Crisis Management Plan



In the traditional disaster management approach, the focus was on emergency relief and immediate rehabilitation. Society deemed these measures sufficient as anything more was considered “unaffordable”. Besides, as stated in the Yokohama Declaration, the element of “drama” and flurry of activities with these interventions tended to show to the Society at large that the State “cared”. A “Welfare State” entails wider responsibilities meaning thereby that in addition to the traditional responsibilities of relief and immediate rehabilitation, Governments in conjunction with the local bodies, the civil society, voluntary organizations and corporate bodies, address the factors leading to the crisis, in a manner significantly reduces their ill effects.

It is also necessary to recognize that often a crisis does not emerge suddenly, it has a life cycle, which may take days, months or even decades to develop depending on its causative factors.

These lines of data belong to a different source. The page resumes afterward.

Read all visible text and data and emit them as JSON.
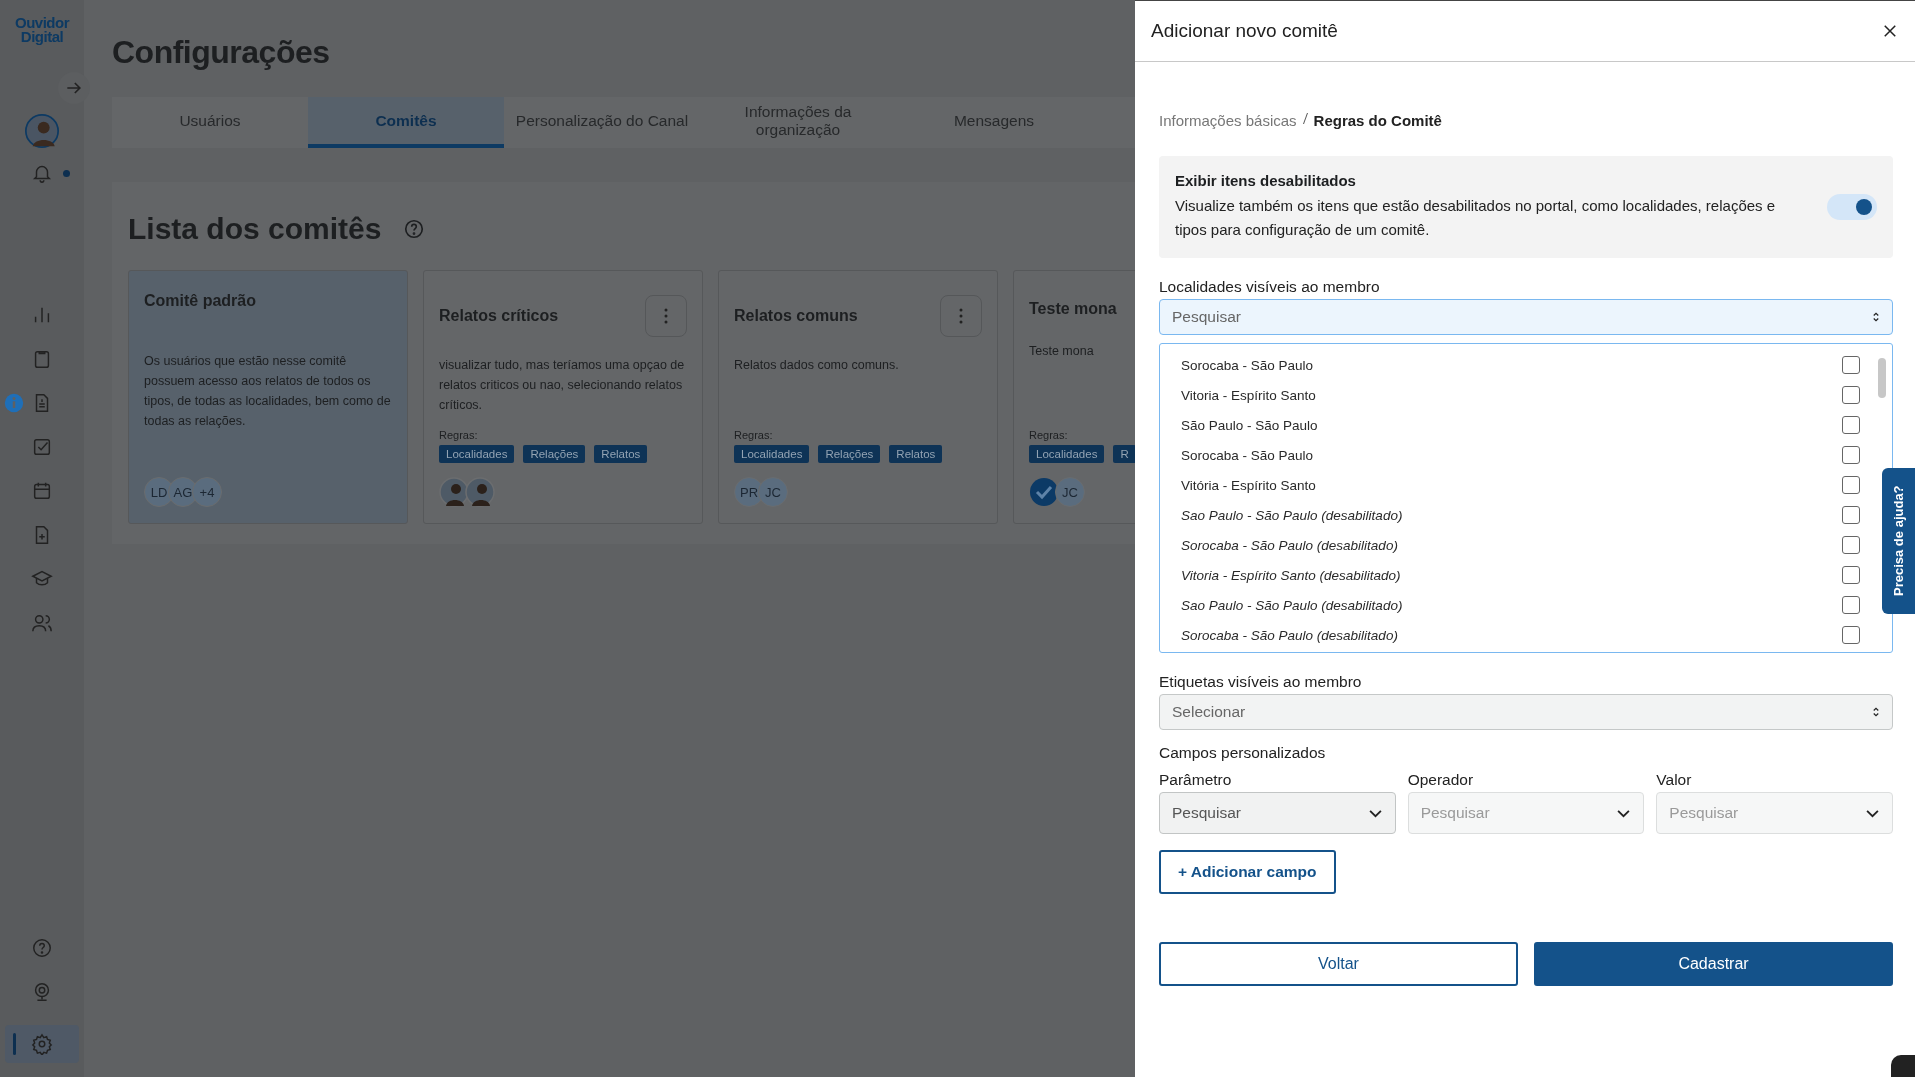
{
  "sidebar": {
    "logo_lines": [
      "Ouvidor",
      "Digital"
    ],
    "notification_unread": true,
    "nav": [
      {
        "selected": false,
        "info": false
      },
      {
        "selected": false,
        "info": false
      },
      {
        "selected": false,
        "info": true
      },
      {
        "selected": false,
        "info": false
      },
      {
        "selected": false,
        "info": false
      },
      {
        "selected": false,
        "info": false
      },
      {
        "selected": false,
        "info": false
      },
      {
        "selected": false,
        "info": false
      }
    ],
    "bottom_nav": [
      {
        "selected": false
      },
      {
        "selected": false
      },
      {
        "selected": true
      }
    ]
  },
  "page_title": "Configurações",
  "tabs": [
    {
      "label": "Usuários",
      "selected": false
    },
    {
      "label": "Comitês",
      "selected": true
    },
    {
      "label": "Personalização do Canal",
      "selected": false
    },
    {
      "label": "Informações da organização",
      "selected": false
    },
    {
      "label": "Mensagens",
      "selected": false
    }
  ],
  "list_title": "Lista dos comitês",
  "cards": [
    {
      "title": "Comitê padrão",
      "selected": true,
      "menu": false,
      "description": "Os usuários que estão nesse comitê possuem acesso aos relatos de todos os tipos, de todas as localidades, bem como de todas as relações.",
      "members": [
        {
          "kind": "initials",
          "text": "LD"
        },
        {
          "kind": "initials",
          "text": "AG"
        },
        {
          "kind": "initials",
          "text": "+4"
        }
      ]
    },
    {
      "title": "Relatos críticos",
      "selected": false,
      "menu": true,
      "description": "visualizar tudo, mas teríamos uma opçao de relatos criticos ou nao, selecionando relatos críticos.",
      "rules_label": "Regras:",
      "tags": [
        "Localidades",
        "Relações",
        "Relatos"
      ],
      "members": [
        {
          "kind": "photo"
        },
        {
          "kind": "photo"
        }
      ]
    },
    {
      "title": "Relatos comuns",
      "selected": false,
      "menu": true,
      "description": "Relatos dados como comuns.",
      "rules_label": "Regras:",
      "tags": [
        "Localidades",
        "Relações",
        "Relatos"
      ],
      "members": [
        {
          "kind": "initials",
          "text": "PR"
        },
        {
          "kind": "initials",
          "text": "JC"
        }
      ]
    },
    {
      "title": "Teste mona",
      "selected": false,
      "menu": false,
      "description": "Teste mona",
      "rules_label": "Regras:",
      "tags": [
        "Localidades",
        "R"
      ],
      "members": [
        {
          "kind": "logo"
        },
        {
          "kind": "initials",
          "text": "JC"
        }
      ]
    }
  ],
  "drawer": {
    "title": "Adicionar novo comitê",
    "breadcrumb": [
      {
        "label": "Informações básicas",
        "selected": false
      },
      {
        "label": "Regras do Comitê",
        "selected": true
      }
    ],
    "option": {
      "title": "Exibir itens desabilitados",
      "text": "Visualize também os itens que estão desabilitados no portal, como localidades, relações e tipos para configuração de um comitê.",
      "on": true
    },
    "locations": {
      "label": "Localidades visíveis ao membro",
      "placeholder": "Pesquisar",
      "items": [
        {
          "label": "Sorocaba - São Paulo",
          "disabled": false,
          "checked": false
        },
        {
          "label": "Vitoria - Espírito Santo",
          "disabled": false,
          "checked": false
        },
        {
          "label": "São Paulo - São Paulo",
          "disabled": false,
          "checked": false
        },
        {
          "label": "Sorocaba - São Paulo",
          "disabled": false,
          "checked": false
        },
        {
          "label": "Vitória - Espírito Santo",
          "disabled": false,
          "checked": false
        },
        {
          "label": "Sao Paulo - São Paulo (desabilitado)",
          "disabled": true,
          "checked": false
        },
        {
          "label": "Sorocaba - São Paulo (desabilitado)",
          "disabled": true,
          "checked": false
        },
        {
          "label": "Vitoria - Espírito Santo (desabilitado)",
          "disabled": true,
          "checked": false
        },
        {
          "label": "Sao Paulo - São Paulo (desabilitado)",
          "disabled": true,
          "checked": false
        },
        {
          "label": "Sorocaba - São Paulo (desabilitado)",
          "disabled": true,
          "checked": false
        }
      ]
    },
    "tags_field": {
      "label": "Etiquetas visíveis ao membro",
      "placeholder": "Selecionar"
    },
    "custom_fields": {
      "title": "Campos personalizados",
      "fields": [
        {
          "label": "Parâmetro",
          "placeholder": "Pesquisar",
          "disabled": false
        },
        {
          "label": "Operador",
          "placeholder": "Pesquisar",
          "disabled": true
        },
        {
          "label": "Valor",
          "placeholder": "Pesquisar",
          "disabled": true
        }
      ],
      "add_button": "+ Adicionar campo"
    },
    "buttons": [
      {
        "label": "Voltar",
        "kind": "secondary"
      },
      {
        "label": "Cadastrar",
        "kind": "primary"
      }
    ]
  },
  "help_tab": "Precisa de ajuda?"
}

A crisis, therefore, needs to be examined in terms of its management cycle that would enable us to anticipate the crisis, prevent and mitigate it to the extent possible and deal with the crisis situation as it emerges. This „life cycle‟ of crisis management may be divided broadly in three phases such as pre-crisis, during crisis and post crises.